PE is a rarely reported complication of EVRFA of the great saphenous vein, occurring in 0.1% of the total patients undergoing the procedure in a meta-analysis involving 16 398 patients.1 However, the extent of this complication in the geriatric population remains unclear. In general, age is one of the highest independent risk factors for DVT.2 In this case, it is likely that age played a large role, along with potential venous static pathology in this specific population undergoing EVRFA, inflammatory process as a nature of the procedure and immobility that comes with age and postprocedural discomfort of the leg. In addition, this case was highly alarming in developing a large proximal DVT only 1 day after the procedure, which is very early in the postprocedural course, while follow-up duplex ultrasound was commonly performed after 1 week in previous studies.1 It is important to recognise the under-reported complication of PE/DVT in elderly patients undergoing EVRFA, as mortality is high for elderly patients with PE.3 When clinicians encounter geriatric patients with varicose veins, EVRFA should be carefully discussed after individualised risk evaluation for PE/DVT.
A rare case of pulmonary embolism (PE) and deep vein thrombosis (DVT) was reported in an elderly patient who underwent endovenous radiofrequency ablation (EVRFA) of the right great saphenous vein characterised by a rapid onset.
When clinicians encounter geriatric patients with varicose veins, EVRFA should be carefully discussed in consideration of individualised risk evaluation for PE/DVT.
Patient consent for publication
Contributors KH and JS provided patient care. KH wrote the initial draft of the manuscript. JF and JS supervised the study and suggested critical revisions regarding important intellectual content. All authors approved the final version as submitted to the journal.
Funding The authors have not declared a specific grant for this research from any funding agency in the public, commercial or not-for-profit sectors.
Case reports provide a valuable learning resource for the scientific community and can indicate areas of interest for future research. They should not be used in isolation to guide treatment choices or public health policy.

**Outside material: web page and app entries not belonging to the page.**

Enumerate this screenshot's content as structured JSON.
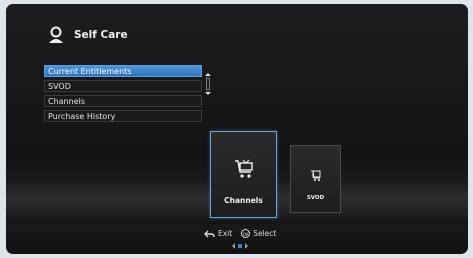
{
  "header": {
    "title": "Self Care",
    "icon": "user-icon"
  },
  "menu": {
    "items": [
      {
        "label": "Current Entitlements",
        "active": true
      },
      {
        "label": "SVOD",
        "active": false
      },
      {
        "label": "Channels",
        "active": false
      },
      {
        "label": "Purchase History",
        "active": false
      }
    ]
  },
  "cards": [
    {
      "label": "Channels",
      "icon": "tv-cart-icon",
      "selected": true
    },
    {
      "label": "SVOD",
      "icon": "film-cart-icon",
      "selected": false
    }
  ],
  "footer": {
    "exit_label": "Exit",
    "select_label": "Select",
    "ok_text": "OK"
  },
  "colors": {
    "accent": "#3a82c9",
    "background": "#161618",
    "text": "#f2f2f2"
  }
}
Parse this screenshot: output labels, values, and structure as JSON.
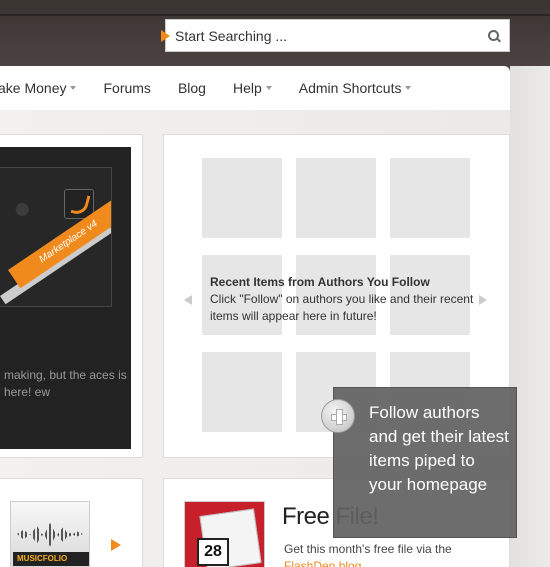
{
  "search": {
    "placeholder": "Start Searching ..."
  },
  "nav": {
    "items": [
      {
        "label": "ake Money",
        "has_dropdown": true
      },
      {
        "label": "Forums",
        "has_dropdown": false
      },
      {
        "label": "Blog",
        "has_dropdown": false
      },
      {
        "label": "Help",
        "has_dropdown": true
      },
      {
        "label": "Admin Shortcuts",
        "has_dropdown": true
      }
    ]
  },
  "promo": {
    "ribbon_text": "Marketplace v4",
    "text": "making, but the aces is here! ew"
  },
  "recent": {
    "title": "Recent Items from Authors You Follow",
    "description": "Click \"Follow\" on authors you like and their recent items will appear here in future!"
  },
  "tooltip": {
    "text": "Follow authors and get their latest items piped to your homepage"
  },
  "music": {
    "label": "MUSICFOLIO"
  },
  "free_file": {
    "title": "Free File!",
    "description": "Get this month's free file via the",
    "link": "FlashDen blog",
    "calendar_day": "28"
  },
  "colors": {
    "accent": "#f08a1c",
    "topbar": "#3a3431"
  }
}
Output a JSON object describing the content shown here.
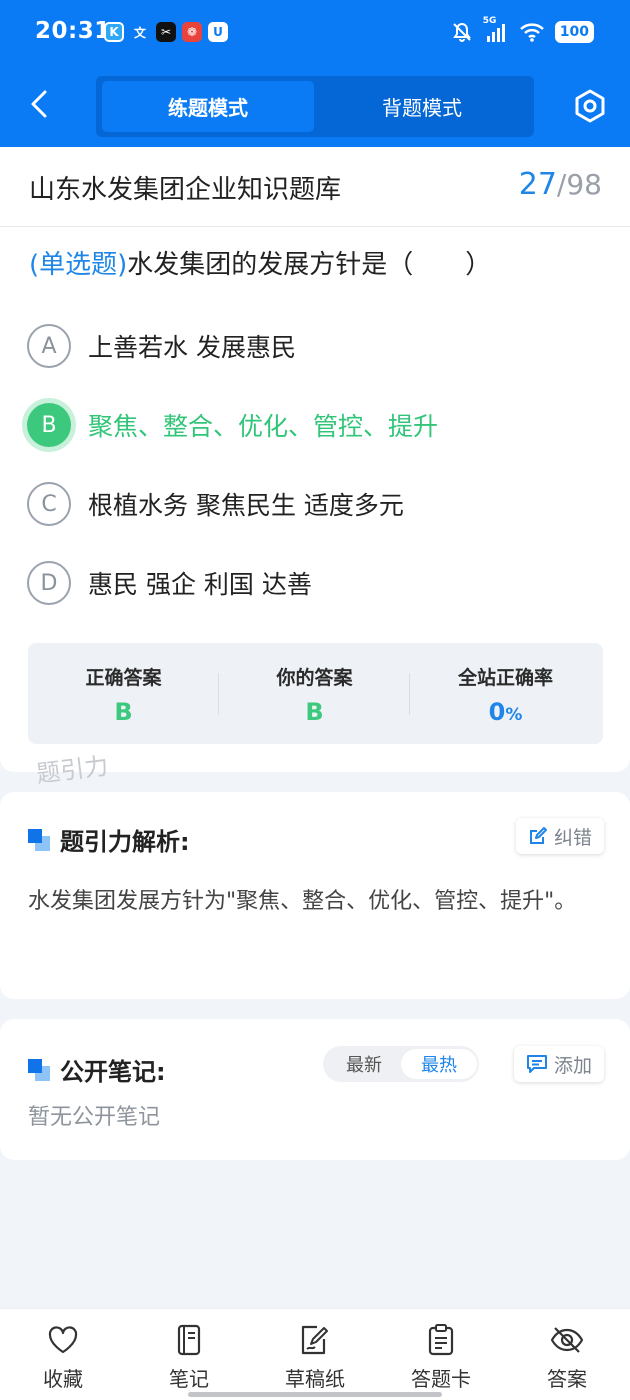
{
  "status_bar": {
    "time": "20:31",
    "network": "5G",
    "battery": "100"
  },
  "nav": {
    "modes": [
      "练题模式",
      "背题模式"
    ],
    "active_mode": "练题模式"
  },
  "bank": {
    "title": "山东水发集团企业知识题库",
    "current": "27",
    "separator": "/",
    "total": "98"
  },
  "question": {
    "type": "(单选题)",
    "text": "水发集团的发展方针是（　　）",
    "options": [
      {
        "letter": "A",
        "text": "上善若水 发展惠民"
      },
      {
        "letter": "B",
        "text": "聚焦、整合、优化、管控、提升"
      },
      {
        "letter": "C",
        "text": "根植水务 聚焦民生 适度多元"
      },
      {
        "letter": "D",
        "text": "惠民 强企 利国 达善"
      }
    ],
    "selected": "B"
  },
  "stats": {
    "correct_label": "正确答案",
    "correct_value": "B",
    "yours_label": "你的答案",
    "yours_value": "B",
    "rate_label": "全站正确率",
    "rate_value": "0",
    "rate_unit": "%"
  },
  "watermark": "题引力",
  "analysis": {
    "title": "题引力解析:",
    "error_button": "纠错",
    "text": "水发集团发展方针为\"聚焦、整合、优化、管控、提升\"。"
  },
  "notes": {
    "title": "公开笔记:",
    "sort_options": [
      "最新",
      "最热"
    ],
    "active_sort": "最热",
    "add_button": "添加",
    "empty_text": "暂无公开笔记"
  },
  "tabbar": [
    {
      "label": "收藏",
      "icon": "heart-icon"
    },
    {
      "label": "笔记",
      "icon": "notebook-icon"
    },
    {
      "label": "草稿纸",
      "icon": "draft-icon"
    },
    {
      "label": "答题卡",
      "icon": "answer-card-icon"
    },
    {
      "label": "答案",
      "icon": "eye-off-icon"
    }
  ],
  "colors": {
    "primary": "#0a7bf4",
    "correct": "#3cc97d",
    "accent": "#1f86e8"
  }
}
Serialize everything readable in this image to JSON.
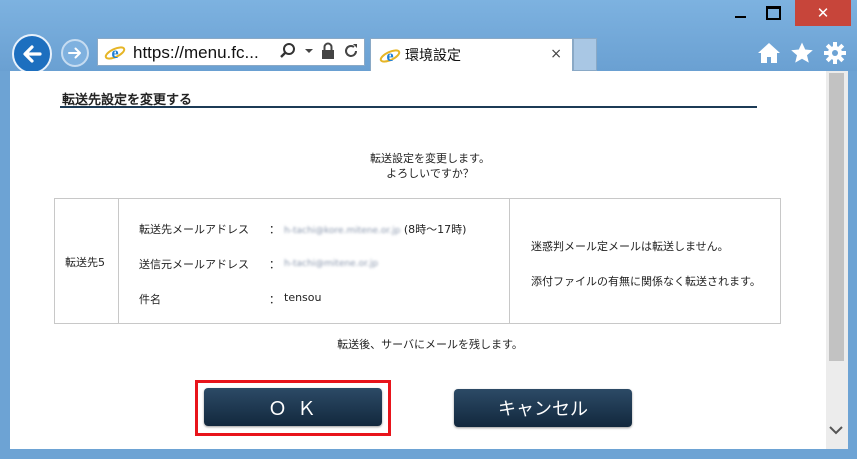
{
  "browser": {
    "address_url": "https://menu.fc...",
    "tab_title": "環境設定",
    "tab_close": "×",
    "window_close": "✕"
  },
  "page": {
    "section_title": "転送先設定を変更する",
    "confirm_line1": "転送設定を変更します。",
    "confirm_line2": "よろしいですか？",
    "destination_label": "転送先5",
    "rows": [
      {
        "label": "転送先メールアドレス",
        "colon": "：",
        "value": "h-tachi@kore.mitene.or.jp",
        "suffix": "(8時～17時)"
      },
      {
        "label": "送信元メールアドレス",
        "colon": "：",
        "value": "h-tachi@mitene.or.jp",
        "suffix": ""
      },
      {
        "label": "件名",
        "colon": "：",
        "value": "tensou",
        "suffix": ""
      }
    ],
    "note1": "迷惑判メール定メールは転送しません。",
    "note2": "添付ファイルの有無に関係なく転送されます。",
    "after_note": "転送後、サーバにメールを残します。",
    "ok_label": "Ｏ Ｋ",
    "cancel_label": "キャンセル"
  },
  "colors": {
    "button_dark": "#1b3550",
    "highlight_red": "#e8141b",
    "chrome_blue": "#6da3d4"
  }
}
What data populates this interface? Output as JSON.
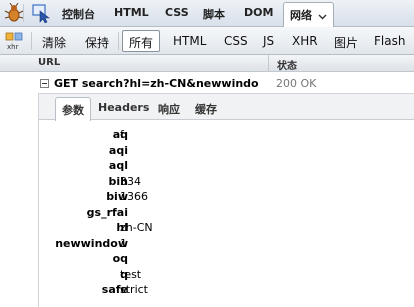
{
  "topbar": {
    "tabs": [
      {
        "label": "控制台"
      },
      {
        "label": "HTML"
      },
      {
        "label": "CSS"
      },
      {
        "label": "脚本"
      },
      {
        "label": "DOM"
      },
      {
        "label": "网络"
      }
    ],
    "active_tab": "网络",
    "dropdown_icon": "chevron-down-icon"
  },
  "toolbar": {
    "xhr_icon_label": "xhr",
    "clear_label": "清除",
    "persist_label": "保持",
    "filters": [
      "所有",
      "HTML",
      "CSS",
      "JS",
      "XHR",
      "图片",
      "Flash"
    ],
    "active_filter": "所有"
  },
  "columns": {
    "url": "URL",
    "status": "状态"
  },
  "request": {
    "url": "GET search?hl=zh-CN&newwindo",
    "status": "200 OK"
  },
  "detail_tabs": [
    "参数",
    "Headers",
    "响应",
    "缓存"
  ],
  "active_detail_tab": "参数",
  "params": [
    {
      "key": "aq",
      "value": "f"
    },
    {
      "key": "aqi",
      "value": ""
    },
    {
      "key": "aql",
      "value": ""
    },
    {
      "key": "bih",
      "value": "334"
    },
    {
      "key": "biw",
      "value": "1366"
    },
    {
      "key": "gs_rfai",
      "value": ""
    },
    {
      "key": "hl",
      "value": "zh-CN"
    },
    {
      "key": "newwindow",
      "value": "1"
    },
    {
      "key": "oq",
      "value": ""
    },
    {
      "key": "q",
      "value": "test"
    },
    {
      "key": "safe",
      "value": "strict"
    }
  ]
}
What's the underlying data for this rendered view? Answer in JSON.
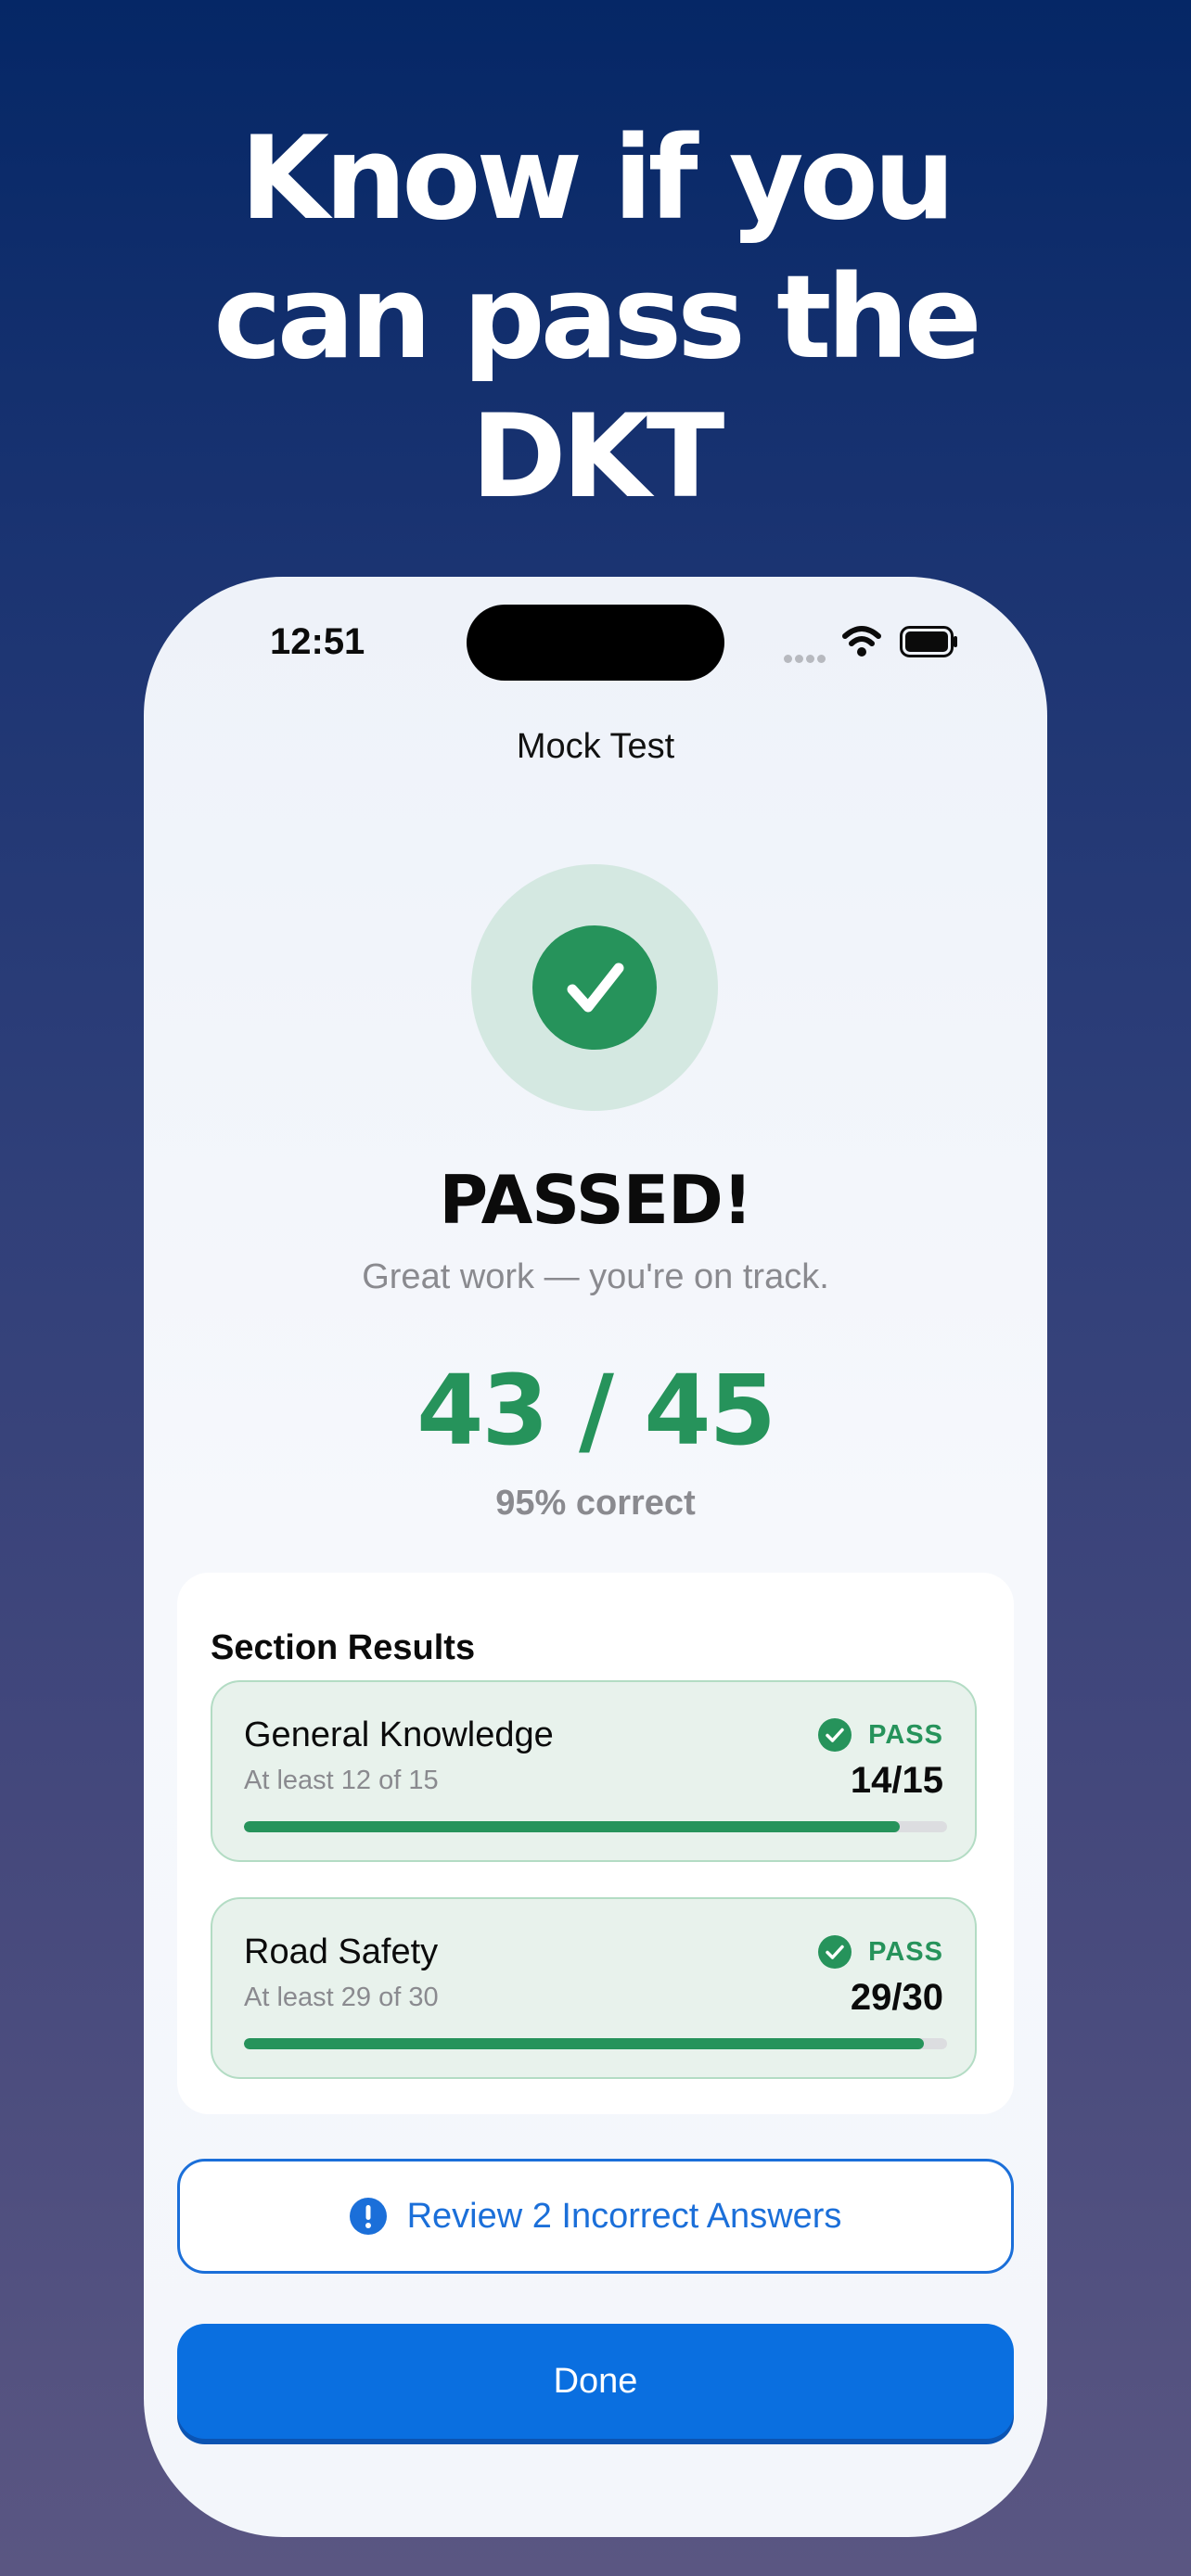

Competing interests None declared.
Provenance and peer review Not commissioned; externally peer reviewed.